Those who have been following INEOS and Reach CSG’s legal challenge of the ban on fracking over the last week or so will no doubt be left feeling distinctly unsatisfied, to say the least. That the ban is being challenged at all – and by way of the deep pockets of Jim Ratcliffe – results in uncertainty if not serious concern, particularly for communities on the frontline of the industry. To hear the Scottish Government’s QC argue that despite what the First Minister and the Energy Minister have stated repeatedly in Parliament, there is in fact no ban on fracking, must surely sow further confusion and worry.
It is now Judge Lord Pentland’s job to sift the evidence and arguments put before him and give his ruling as to whether or not there is actually a ban on fracking, and whether Scottish Ministers acted lawfully in what they said and did on 3 October last year. He will further have to decide whether there is a case for compensation, and whether it is appropriate to grant the remedy sought by INEOS and Reach CSG of quashing the directions that give effect to the ‘effective ban’ or ‘indefinite moratorium’.
When will a decision be made?
Until Lord Pentland gives his decision – likely within 3 months – we are left somewhat in limbo as to whether there is a ban or not, and if there is one, whether it will be overturned. Unfortunately, the uncertainty is unlikely to end there: whichever party the ruling goes against will almost certainly look for grounds on which to challenge it, leading to an appeal to the Inner House of the Court of Session, and potentially all the way to the UK Supreme Court. If so we could be looking at a good couple of years before the air is cleared.
Meanwhile the good news is that as long as the ‘effective ban’ is being challenged in court it is still in place, such that it is, in that any applications for planning or environmental consents will go to Ministers.
What about existing licenses?
There are currently only two onshore oil and gas licenses owned by operators who want to use them to frack for shale gas or drill for coalbed methane, those operators being INEOS and Reach CSG, where such applications could arise. The first of these, PEDL 162 which covers 400km2 in North Lanarkshire, had permission for one coalbed methane well but planning consent expired in 2016, and under the ‘drill or drop’ terms of the license, it should automatically cease at the end of June 2018 when the initial term runs out. Any application to extend the license would be the first test of the resolve of Scottish Ministers in how they intend to use their new powers over onshore oil and gas licensing.
That leaves PEDL 133 at the mouth of the Forth, which has seen a number of exploratory and test wells for coalbed methane drilled since the 1990s, and was bought out by INEOS in 2015. A planning application to take the development to commercial gas production has been tied up in a public inquiry since 2013, and a decision has recently been delayed pending the outcome of the current judicial review. This license however runs to 2035, and is likely to be at the centre of compensation claims by INEOS.

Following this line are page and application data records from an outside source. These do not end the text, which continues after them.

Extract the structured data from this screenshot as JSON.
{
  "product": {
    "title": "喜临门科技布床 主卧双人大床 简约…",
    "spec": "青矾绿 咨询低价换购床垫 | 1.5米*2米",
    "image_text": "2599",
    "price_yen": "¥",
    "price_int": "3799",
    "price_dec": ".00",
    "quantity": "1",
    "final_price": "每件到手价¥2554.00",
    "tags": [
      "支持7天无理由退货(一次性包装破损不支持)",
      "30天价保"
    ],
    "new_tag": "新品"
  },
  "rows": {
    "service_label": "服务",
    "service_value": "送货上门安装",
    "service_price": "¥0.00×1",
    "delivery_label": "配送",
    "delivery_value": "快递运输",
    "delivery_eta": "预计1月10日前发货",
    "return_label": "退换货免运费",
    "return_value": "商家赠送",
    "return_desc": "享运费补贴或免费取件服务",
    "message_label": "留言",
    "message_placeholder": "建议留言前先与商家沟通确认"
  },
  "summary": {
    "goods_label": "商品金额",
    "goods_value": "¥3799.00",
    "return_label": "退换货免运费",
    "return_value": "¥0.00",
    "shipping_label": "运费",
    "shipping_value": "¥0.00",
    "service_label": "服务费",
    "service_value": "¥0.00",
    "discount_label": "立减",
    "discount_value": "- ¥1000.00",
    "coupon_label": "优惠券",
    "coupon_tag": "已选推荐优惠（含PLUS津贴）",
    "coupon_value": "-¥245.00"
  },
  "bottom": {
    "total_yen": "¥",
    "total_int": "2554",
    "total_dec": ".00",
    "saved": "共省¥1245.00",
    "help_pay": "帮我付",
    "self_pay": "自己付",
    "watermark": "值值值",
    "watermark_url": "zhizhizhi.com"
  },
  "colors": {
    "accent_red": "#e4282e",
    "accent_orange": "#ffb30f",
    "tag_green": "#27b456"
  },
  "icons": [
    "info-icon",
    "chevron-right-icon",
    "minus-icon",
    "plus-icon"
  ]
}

What happens next?
When the dust has finally settled on the legal challenge, the Scottish Government will be in a position to pass legislation to ban fracking – something Ministers hinted could happen following the strategic environmental assessment process currently underway. Powers over onshore oil and gas licensing were finally devolved to Holyrood a few months after the Government announced its position on fracking, and Ministers will have to establish some means of administering existing licenses. They will also have to decide whether to put in place a regime for granting new licenses (for either or both conventional and unconventional onshore extraction), and what to do with the applications made for licenses in Scotland under the UK’s 14th onshore oil and gas licensing round in 2014.
We will of course be pushing for Ministers to use their new licensing powers responsibly. In an age of rapidly approaching climate catastrophe, what that means is simply banning all onshore oil and gas extraction going forward, whether or not it involves fracking.
We made a public interest intervention in the case arguing that the Scottish Government was obliged to ban fracking in order to meet its own legally binding climate change commitments. You can read more about why we decided to get involved in the case on our blog, and download our intervention in full here.
Thank you so much to all our generous supporters who donated to help make this intervention happen!